World Vision, a Christian relief, development, and advocacy organization, were in need of a method of measuring weight and height of children in developing communities in order to asses malnutrition. The capstone team was given the goal to design a system or tool capable of measuring the height of a child up to five years old in centimeters to an accuracy of one decimal place.
After considering different methods of obtaining height measurements, the team concluded that infrared laser technology best satisfied the client’s functions and objectives. An overarching method that used this technology was chosen and two devices were prototyped to suit two different brackets of children – those who are able to stand (Standing Height Measurement Device), and those who are unable to stand (Laying Down Height Measurement Device). The fundamental height measurement concept integrated both electrical and mechanical equipment. The electrical components comprising of eye-safe infrared lasers, arduinos, and digital readout displays were used to measure, calculate, and display the height of the child. This process was easily completed as operation is accomplished by a simple push of a button. Also, the height measurement is easily interpreted as it displayed in the correct units and to the required accuracy.
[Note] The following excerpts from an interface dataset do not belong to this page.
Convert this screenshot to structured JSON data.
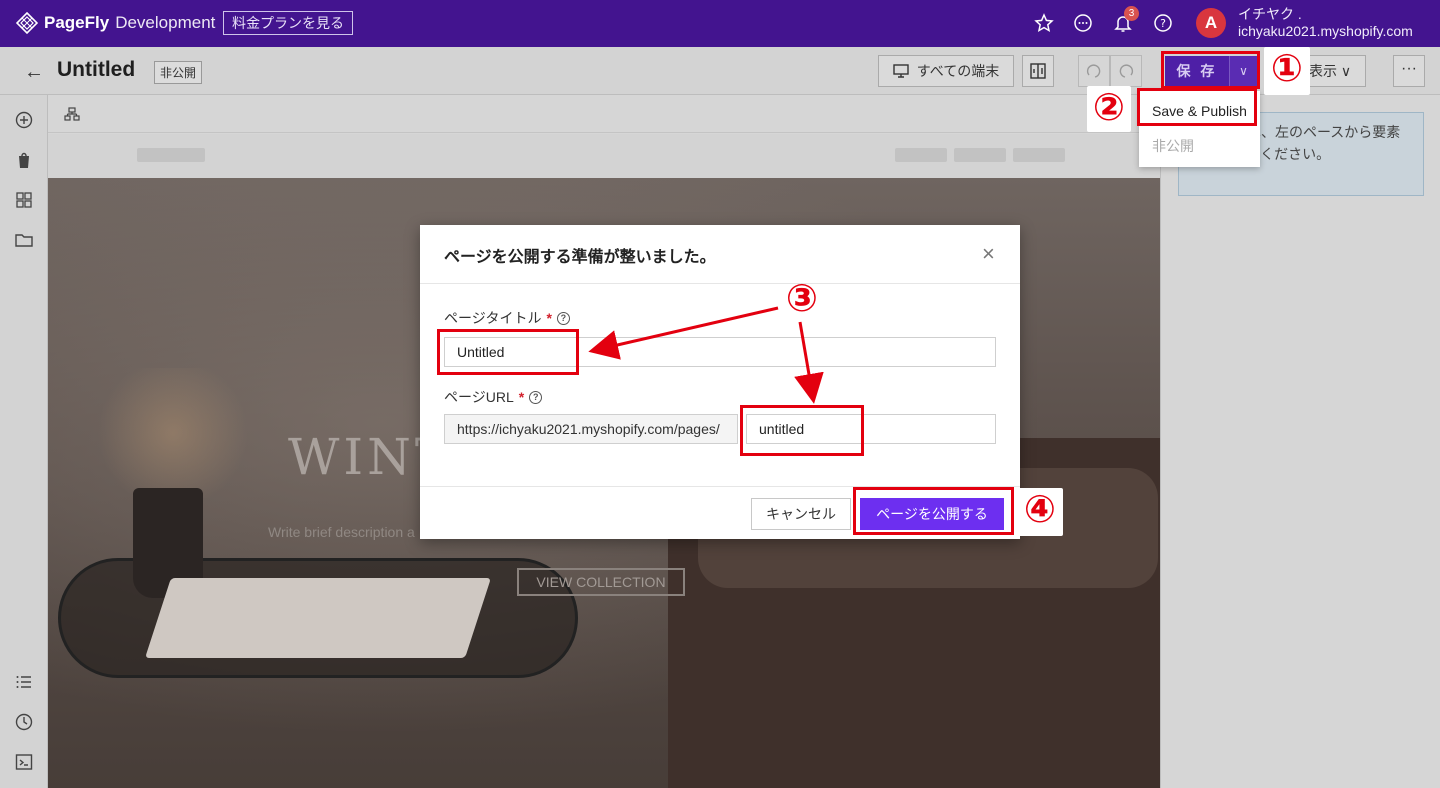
{
  "topbar": {
    "brand_bold": "PageFly",
    "brand_light": "Development",
    "plan_button": "料金プランを見る",
    "notification_count": "3",
    "avatar_letter": "A",
    "user_name": "イチヤク .",
    "user_store": "ichyaku2021.myshopify.com"
  },
  "toolbar": {
    "page_title": "Untitled",
    "status_chip": "非公開",
    "device_button": "すべての端末",
    "save_button": "保 存",
    "view_button": "表示",
    "more_button": "···"
  },
  "dropdown": {
    "items": [
      {
        "label": "Save & Publish",
        "enabled": true
      },
      {
        "label": "非公開",
        "enabled": false
      }
    ]
  },
  "right_panel": {
    "info_text": "を見るには、左のペースから要素を選択してください。"
  },
  "hero": {
    "title": "WINT",
    "description": "Write brief description a",
    "cta": "VIEW COLLECTION"
  },
  "modal": {
    "title": "ページを公開する準備が整いました。",
    "title_label": "ページタイトル",
    "required_mark": "*",
    "title_value": "Untitled",
    "url_label": "ページURL",
    "url_prefix": "https://ichyaku2021.myshopify.com/pages/",
    "url_value": "untitled",
    "cancel_button": "キャンセル",
    "publish_button": "ページを公開する",
    "close_glyph": "×"
  },
  "annotations": {
    "step1": "①",
    "step2": "②",
    "step3": "③",
    "step4": "④"
  },
  "colors": {
    "topbar": "#43148f",
    "publish": "#6d2ff0",
    "annotation_red": "#e3000f"
  },
  "icons": [
    "pagefly-logo-icon",
    "star-icon",
    "chat-icon",
    "bell-icon",
    "help-icon",
    "back-arrow-icon",
    "monitor-icon",
    "compare-icon",
    "undo-icon",
    "redo-icon",
    "chevron-down-icon",
    "add-icon",
    "shopify-icon",
    "grid-icon",
    "folder-icon",
    "list-icon",
    "history-icon",
    "terminal-icon",
    "layers-icon",
    "close-icon"
  ]
}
The mechanical equipment coupled with the electronics was utilized to create structural strength, durability, and portability of the device.
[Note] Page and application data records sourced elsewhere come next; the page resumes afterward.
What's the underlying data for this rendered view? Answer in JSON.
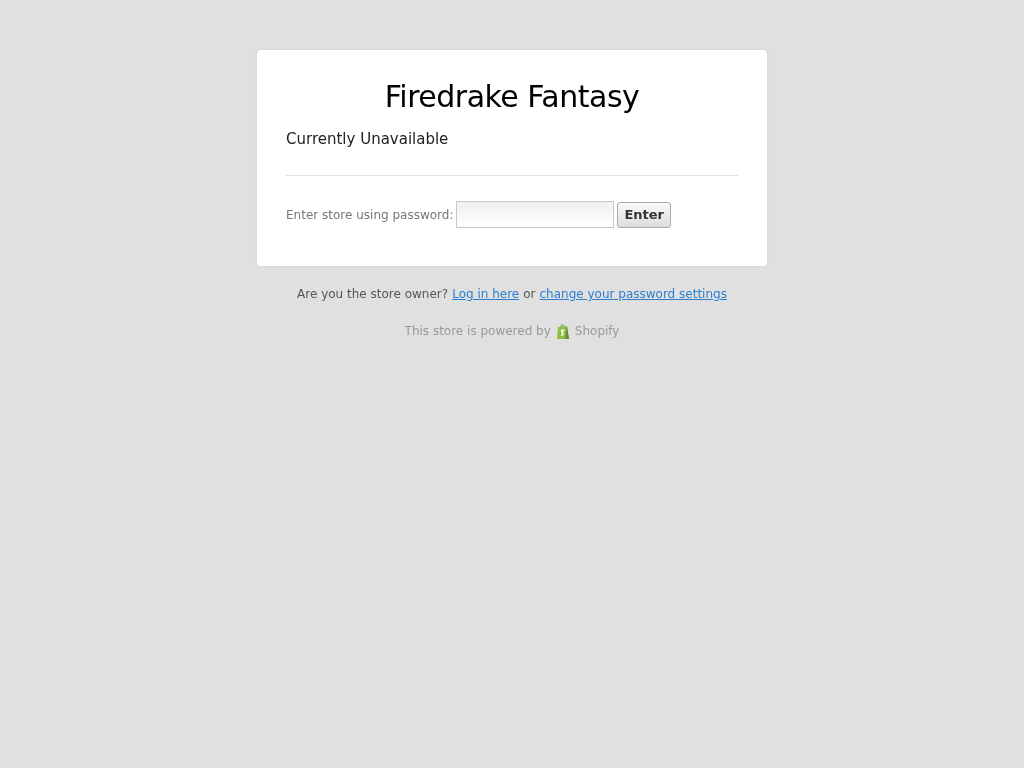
{
  "store_name": "Firedrake Fantasy",
  "status": "Currently Unavailable",
  "password_form": {
    "label": "Enter store using password:",
    "button": "Enter"
  },
  "owner_line": {
    "question": "Are you the store owner?",
    "login_link": "Log in here",
    "joiner": "or",
    "settings_link": "change your password settings"
  },
  "powered_by": {
    "text": "This store is powered by",
    "brand": "Shopify"
  }
}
As the design incorporated a new means of measuring height for World Vision, a validation of concept was necessary to ensure the devices were reliable before they could be used for in-field testing. An experiment was conducted to examine the accuracy and interrater reliability of each device. Statistical analysis was performed for the collected data to present quantifiable and meaningful results that represented the success or failure of the designs. It was found that both designs were validated for accuracy, signifying that the obtained height measurements were repeatable within the means of each operators measured heights. Interrater reliability was successful for the standing device, however it proved unsuccessful for the laying down device. The team determined that machining flaws and noise presented from the lasers being in close contact with obstacles were main factors but their effects could be mitigated with further device refinement. The team recommended improvements that can be made to the existing device such as material choice and a reconfigured mount for the lasers to further develop the reproducibility between enumerators.